■ **What the task requires**: The records below must be output exactly, with no images carried over.

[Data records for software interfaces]

= = = = =

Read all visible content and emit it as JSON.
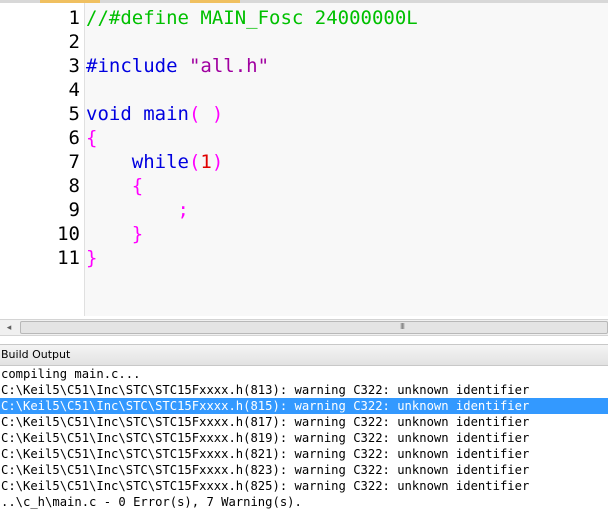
{
  "editor": {
    "lines": [
      {
        "num": "1",
        "segments": [
          {
            "text": "//#define MAIN_Fosc 24000000L",
            "cls": "c-comment"
          }
        ]
      },
      {
        "num": "2",
        "segments": []
      },
      {
        "num": "3",
        "segments": [
          {
            "text": "#include ",
            "cls": "c-kw"
          },
          {
            "text": "\"all.h\"",
            "cls": "c-str"
          }
        ]
      },
      {
        "num": "4",
        "segments": []
      },
      {
        "num": "5",
        "segments": [
          {
            "text": "void",
            "cls": "c-kw"
          },
          {
            "text": " main",
            "cls": "c-kw"
          },
          {
            "text": "( )",
            "cls": "c-paren"
          }
        ]
      },
      {
        "num": "6",
        "segments": [
          {
            "text": "{",
            "cls": "c-paren"
          }
        ]
      },
      {
        "num": "7",
        "segments": [
          {
            "text": "    while",
            "cls": "c-kw"
          },
          {
            "text": "(",
            "cls": "c-paren"
          },
          {
            "text": "1",
            "cls": "c-num"
          },
          {
            "text": ")",
            "cls": "c-paren"
          }
        ]
      },
      {
        "num": "8",
        "segments": [
          {
            "text": "    {",
            "cls": "c-paren"
          }
        ]
      },
      {
        "num": "9",
        "segments": [
          {
            "text": "        ;",
            "cls": "c-paren"
          }
        ]
      },
      {
        "num": "10",
        "segments": [
          {
            "text": "    }",
            "cls": "c-paren"
          }
        ]
      },
      {
        "num": "11",
        "segments": [
          {
            "text": "}",
            "cls": "c-paren"
          }
        ]
      }
    ]
  },
  "scrollbar": {
    "left_arrow": "◂",
    "grip": "III"
  },
  "build_output": {
    "title": "Build Output",
    "selected_index": 2,
    "lines": [
      "compiling main.c...",
      "C:\\Keil5\\C51\\Inc\\STC\\STC15Fxxxx.h(813): warning C322: unknown identifier",
      "C:\\Keil5\\C51\\Inc\\STC\\STC15Fxxxx.h(815): warning C322: unknown identifier",
      "C:\\Keil5\\C51\\Inc\\STC\\STC15Fxxxx.h(817): warning C322: unknown identifier",
      "C:\\Keil5\\C51\\Inc\\STC\\STC15Fxxxx.h(819): warning C322: unknown identifier",
      "C:\\Keil5\\C51\\Inc\\STC\\STC15Fxxxx.h(821): warning C322: unknown identifier",
      "C:\\Keil5\\C51\\Inc\\STC\\STC15Fxxxx.h(823): warning C322: unknown identifier",
      "C:\\Keil5\\C51\\Inc\\STC\\STC15Fxxxx.h(825): warning C322: unknown identifier",
      "..\\c_h\\main.c - 0 Error(s), 7 Warning(s)."
    ]
  },
  "colors": {
    "comment": "#00c000",
    "keyword": "#0000e0",
    "string": "#a000a0",
    "paren": "#ff00ff",
    "number": "#e00000",
    "selection": "#3399ff"
  }
}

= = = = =

■ **Solution below**:
Read all visible content and emit it as JSON.
{
  "editor": {
    "lines": [
      {
        "num": "1",
        "segments": [
          {
            "text": "//#define MAIN_Fosc 24000000L",
            "cls": "c-comment"
          }
        ]
      },
      {
        "num": "2",
        "segments": []
      },
      {
        "num": "3",
        "segments": [
          {
            "text": "#include ",
            "cls": "c-kw"
          },
          {
            "text": "\"all.h\"",
            "cls": "c-str"
          }
        ]
      },
      {
        "num": "4",
        "segments": []
      },
      {
        "num": "5",
        "segments": [
          {
            "text": "void",
            "cls": "c-kw"
          },
          {
            "text": " main",
            "cls": "c-kw"
          },
          {
            "text": "( )",
            "cls": "c-paren"
          }
        ]
      },
      {
        "num": "6",
        "segments": [
          {
            "text": "{",
            "cls": "c-paren"
          }
        ]
      },
      {
        "num": "7",
        "segments": [
          {
            "text": "    while",
            "cls": "c-kw"
          },
          {
            "text": "(",
            "cls": "c-paren"
          },
          {
            "text": "1",
            "cls": "c-num"
          },
          {
            "text": ")",
            "cls": "c-paren"
          }
        ]
      },
      {
        "num": "8",
        "segments": [
          {
            "text": "    {",
            "cls": "c-paren"
          }
        ]
      },
      {
        "num": "9",
        "segments": [
          {
            "text": "        ;",
            "cls": "c-paren"
          }
        ]
      },
      {
        "num": "10",
        "segments": [
          {
            "text": "    }",
            "cls": "c-paren"
          }
        ]
      },
      {
        "num": "11",
        "segments": [
          {
            "text": "}",
            "cls": "c-paren"
          }
        ]
      }
    ]
  },
  "scrollbar": {
    "left_arrow": "◂",
    "grip": "III"
  },
  "build_output": {
    "title": "Build Output",
    "selected_index": 2,
    "lines": [
      "compiling main.c...",
      "C:\\Keil5\\C51\\Inc\\STC\\STC15Fxxxx.h(813): warning C322: unknown identifier",
      "C:\\Keil5\\C51\\Inc\\STC\\STC15Fxxxx.h(815): warning C322: unknown identifier",
      "C:\\Keil5\\C51\\Inc\\STC\\STC15Fxxxx.h(817): warning C322: unknown identifier",
      "C:\\Keil5\\C51\\Inc\\STC\\STC15Fxxxx.h(819): warning C322: unknown identifier",
      "C:\\Keil5\\C51\\Inc\\STC\\STC15Fxxxx.h(821): warning C322: unknown identifier",
      "C:\\Keil5\\C51\\Inc\\STC\\STC15Fxxxx.h(823): warning C322: unknown identifier",
      "C:\\Keil5\\C51\\Inc\\STC\\STC15Fxxxx.h(825): warning C322: unknown identifier",
      "..\\c_h\\main.c - 0 Error(s), 7 Warning(s)."
    ]
  },
  "colors": {
    "comment": "#00c000",
    "keyword": "#0000e0",
    "string": "#a000a0",
    "paren": "#ff00ff",
    "number": "#e00000",
    "selection": "#3399ff"
  }
}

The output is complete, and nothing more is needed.